Data:
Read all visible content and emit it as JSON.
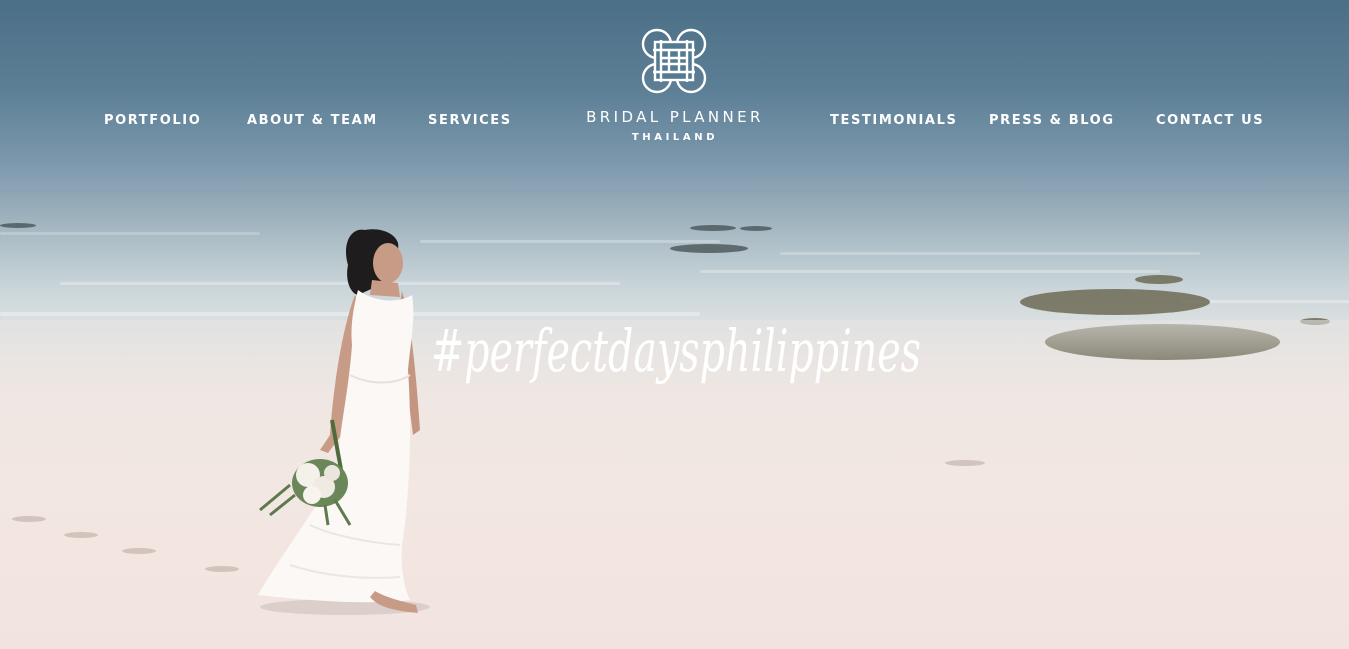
{
  "nav": {
    "left": [
      {
        "label": "PORTFOLIO"
      },
      {
        "label": "ABOUT & TEAM"
      },
      {
        "label": "SERVICES"
      }
    ],
    "right": [
      {
        "label": "TESTIMONIALS"
      },
      {
        "label": "PRESS & BLOG"
      },
      {
        "label": "CONTACT US"
      }
    ]
  },
  "logo": {
    "name": "BRIDAL PLANNER",
    "sub": "THAILAND",
    "icon": "knot-monogram-icon"
  },
  "hero": {
    "hashtag": "#perfectdaysphilippines",
    "colors": {
      "text": "#ffffff",
      "sky": "#4b6f86",
      "sand": "#f2e7e2"
    }
  }
}
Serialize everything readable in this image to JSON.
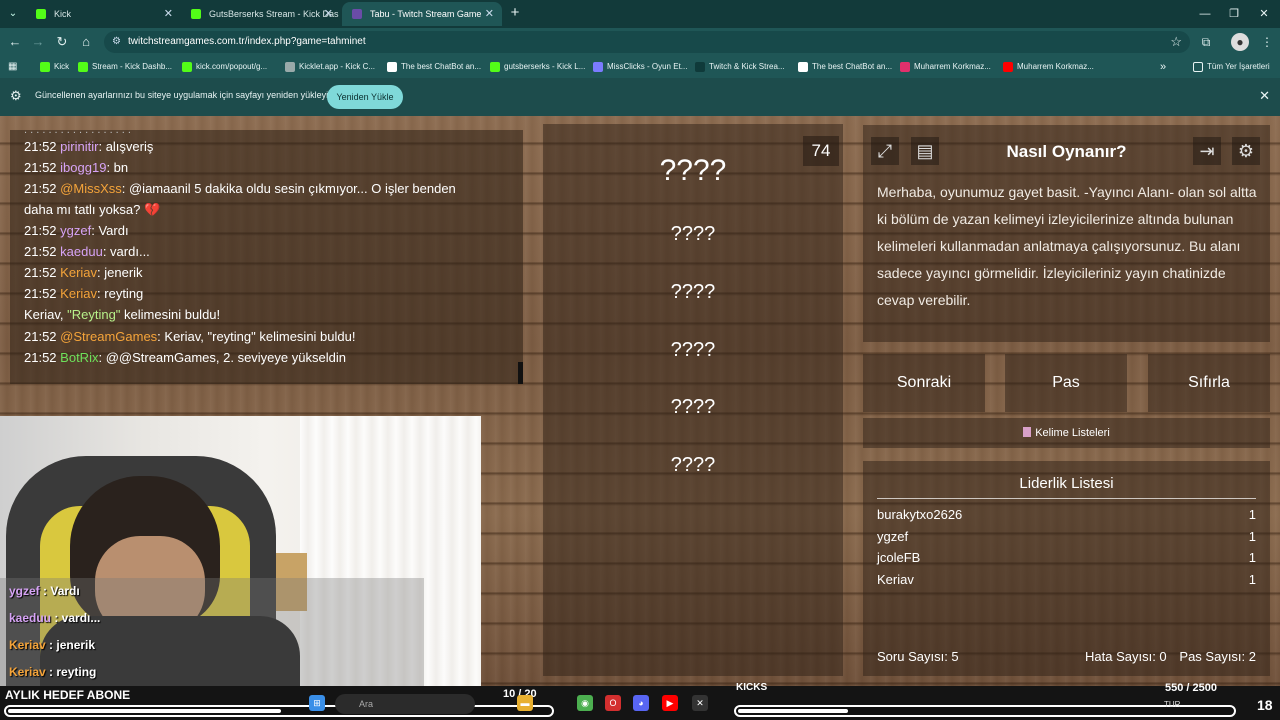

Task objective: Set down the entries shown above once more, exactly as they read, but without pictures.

Exercise output:
Read all visible content and emit it as JSON.
{
  "nav": {
    "left": [
      {
        "label": "PORTFOLIO"
      },
      {
        "label": "ABOUT & TEAM"
      },
      {
        "label": "SERVICES"
      }
    ],
    "right": [
      {
        "label": "TESTIMONIALS"
      },
      {
        "label": "PRESS & BLOG"
      },
      {
        "label": "CONTACT US"
      }
    ]
  },
  "logo": {
    "name": "BRIDAL PLANNER",
    "sub": "THAILAND",
    "icon": "knot-monogram-icon"
  },
  "hero": {
    "hashtag": "#perfectdaysphilippines",
    "colors": {
      "text": "#ffffff",
      "sky": "#4b6f86",
      "sand": "#f2e7e2"
    }
  }
}
Serialize everything readable in this image to JSON.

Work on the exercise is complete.